October 18, 2007: A suicide bombing in a crowd welcoming former Prime Minister Benazir Bhutto killed 143 persons and injured approximately 550 in Karachi. Two explosions struck near a truck carrying Bhutto, but she was not injured.
July 30, 2004: A suicide bomber attempted to assassinate the Prime Minister-elect Shaukat Aziz, while he was campaigning for a by-election in Fateh Jang, Attock District, Punjab. Aziiz survived unscathed, but nine others were killed.
December 25, 2003: 14 persons were killed and 46 were injured during a second assassination attempt on President Pervez Musharraf in the Jhanda Chichi area of Rawalpindi. The President narrowly escaped the suicide assassination attempt when his motorcade was hit by two explosive laden vehicles. Musharraf had escaped an earlier attempt, when an explosive device went off at the Chaklala Bridge near Jhanda Chichi in Rawalpindi on December 14.
Meanwhile, intelligence agencies believe that Ghazi Force, a little known militant group out to avenge Operation Sunrise, has carried out several major bombings in the capital previously attributed to the TTP. Islamabad’s Inspector General of Police, Kalim Imam, thus stated, "The Ghazi Force was behind most of the deadliest attacks in the capital during the last three years, targeting the military, the Inter Services Intelligence, and a hotel frequented by foreigners and the country’s elite." Many of those attacks had earlier been attributed to TTP. The Ghazi Force is believed to be headquartered in Orakzai Agency. The group, named after Lal Masjid leader, Maulana Abdul Rashid Ghazi, who was killed during Operation Silence, principally comprises former Lal Masjid students and relatives of those who died in the Lal Masjid siege.
There is little to suggest that there will be any respite from the surge of suicide bombings in Pakistan. Usman Ghani, a 14-year-old schoolboy and would-be suicide bomber who managed to escape captivity from the TTP disclosed, in a report published on December 28, 2009, the processes through which the ‘jihad factories’ in Pakistan are producing a steady stream of suicide bombers. Ghani revealed that he was forcibly removed from his family and was subjected to months of indoctrination along with two other teenage boys, during his training as a suicide bomber. "They told us that a suicide attack is the direct path to paradise, where beautiful women and all the happiness of life are waiting for you. They said we were lucky to have been chosen by God for this noble purpose," he said. When Ghani showed the slightest sign of reluctance, his captors switched tactics. "They came and forced me to eat a tablet. After taking the pill I couldn’t understand what was right or wrong. Whatever they said to me I would answer yes to everything and seemed justified to me. The pills made me forgetful and I stopped caring about my brothers, sisters or parents. The only thing before me was paradise and I agreed to carry out an attack for the sake of Islam." Significantly, TTP spokesman Azam Tariq, while claiming responsibility for the March 8, 2010, attack on the Special Intelligence Agency’s office in Model Town in Lahore, further asserted, "We have 2,800 to 3,000 more suicide bombers ... We will target all Government places, buildings and offices."
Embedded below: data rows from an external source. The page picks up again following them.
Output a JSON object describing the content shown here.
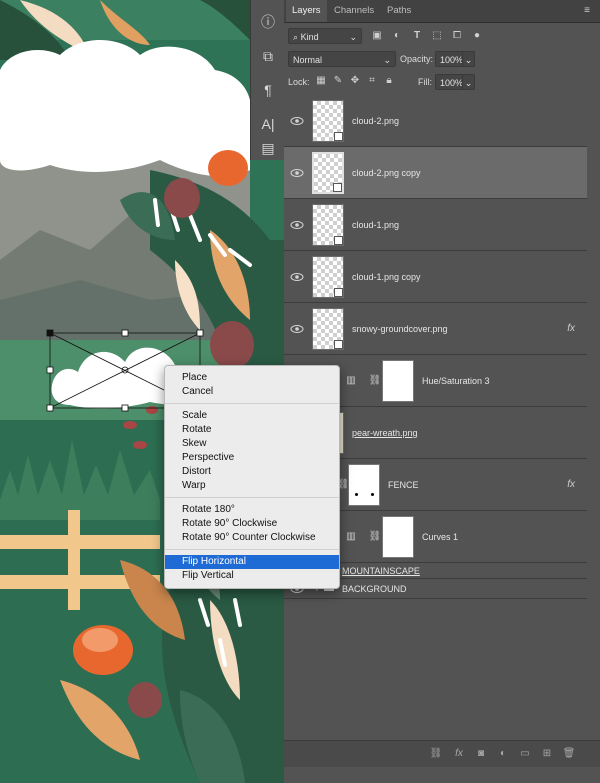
{
  "panel": {
    "tabs": [
      "Layers",
      "Channels",
      "Paths"
    ],
    "menu_icon": "hamburger-icon",
    "filter": {
      "kind_label": "Kind"
    },
    "blend_mode": "Normal",
    "opacity_label": "Opacity:",
    "opacity_value": "100%",
    "lock_label": "Lock:",
    "fill_label": "Fill:",
    "fill_value": "100%"
  },
  "layers": [
    {
      "name": "cloud-2.png"
    },
    {
      "name": "cloud-2.png copy"
    },
    {
      "name": "cloud-1.png"
    },
    {
      "name": "cloud-1.png copy"
    },
    {
      "name": "snowy-groundcover.png",
      "fx": "fx"
    },
    {
      "name": "Hue/Saturation 3"
    },
    {
      "name": "pear-wreath.png"
    },
    {
      "name": "FENCE",
      "fx": "fx"
    },
    {
      "name": "Curves 1"
    },
    {
      "name": "MOUNTAINSCAPE"
    },
    {
      "name": "BACKGROUND"
    }
  ],
  "context_menu": {
    "items": [
      "Place",
      "Cancel",
      "Scale",
      "Rotate",
      "Skew",
      "Perspective",
      "Distort",
      "Warp",
      "Rotate 180°",
      "Rotate 90° Clockwise",
      "Rotate 90° Counter Clockwise",
      "Flip Horizontal",
      "Flip Vertical"
    ],
    "highlighted": "Flip Horizontal"
  },
  "colors": {
    "canvas_green": "#2f7357",
    "panel_bg": "#535353",
    "selected_row": "#6b6b6b",
    "menu_highlight": "#1f6bd6"
  }
}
While the TTP and Ghazi Force are now being vigorously targeted by the Pakistani state, each of them has deeply entrenched connections with various state backed terrorist groups, particularly the Taliban factions operating in Afghanistan, and the anti-India terrorist formations. Boundaries between these various groupings remain blurred, and, as long as some of these continue to flourish under state patronage, it will remain impossible to root out the others. As long as the entire enterprise of state-backed terrorism is not abandoned, Pakistan’s destructive dynamic, which continues to export terrorism into the country’s neighbourhood, will, consequently, continue to generate terrorism – including suicide bombers – within the country as well.
Tushar Ranjan Mohanty is Research Assistant, Institute for Conflict Management. Courtesy, the South Asia Intelligence Review of the South Asia Terrorism Portal